After days of mild and fair conditions, it will be looking and feeling a lot more like winter in parts of southern Manitoba this weekend.
A storm system that's developing over the Dakotas will intensify as it moves into Manitoba on Saturday, giving the region a winter-like start to May.
“The province will see mostly rain and scattered thunderstorms throughout the day on Friday,” says Brian Dillon, a meteorologist at The Weather Network. “And as the cold front slides through during the overnight hours, it will transition from rain to snow.”
Environment Canada says the heaviest snowfall amounts are expected over the southwest and Interlake regions with up to 20 cm possible by the time the storm is through. In addition to the heavy snow, strong northerly winds gusting to 70 km/h could also make for dangerous travel conditions over the next couple of days.
“Snowfall in Manitoba is not completely unheard of this late in spring. However, significant accumulations like this are a bit rare,” notes Dillon.
The province has been dealing with a significant spring flood and this onset of wintery weather could complicate matters.
The Weather Network's Natalie Thomas was in Brandon this week and says water levels there have already risen dramatically.
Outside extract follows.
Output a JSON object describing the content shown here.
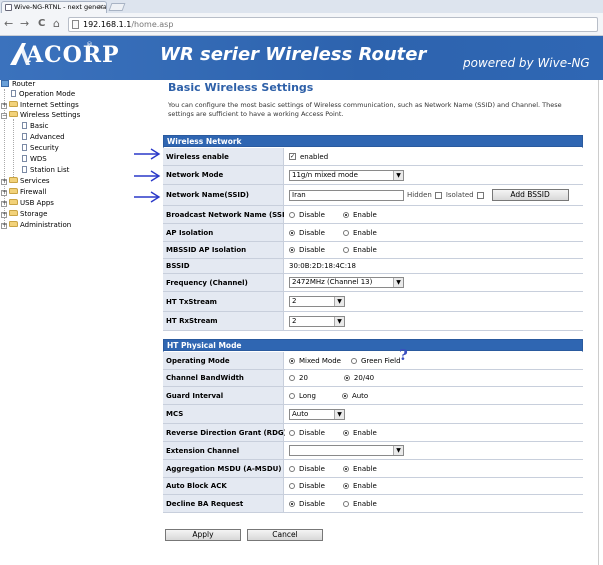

She spoke to Brandon Mayor Shari Decter Hirst to find out what resources are available to prevent any further damage.
“The first thing we did was build a permanent dike and one of the reasons Brandon has been able to weather the floods so well so far is because we are protected by that dike,” explains Decter Hirst.
“We have built dramatic sandbag dikes to keep 18 Street and 1st Street open, we had our police services go around to everyone who lives on the flood plain to make sure they understand about an emergency evacuation procedure, so if we do have to evacuate we can get folks out safely and quickly.”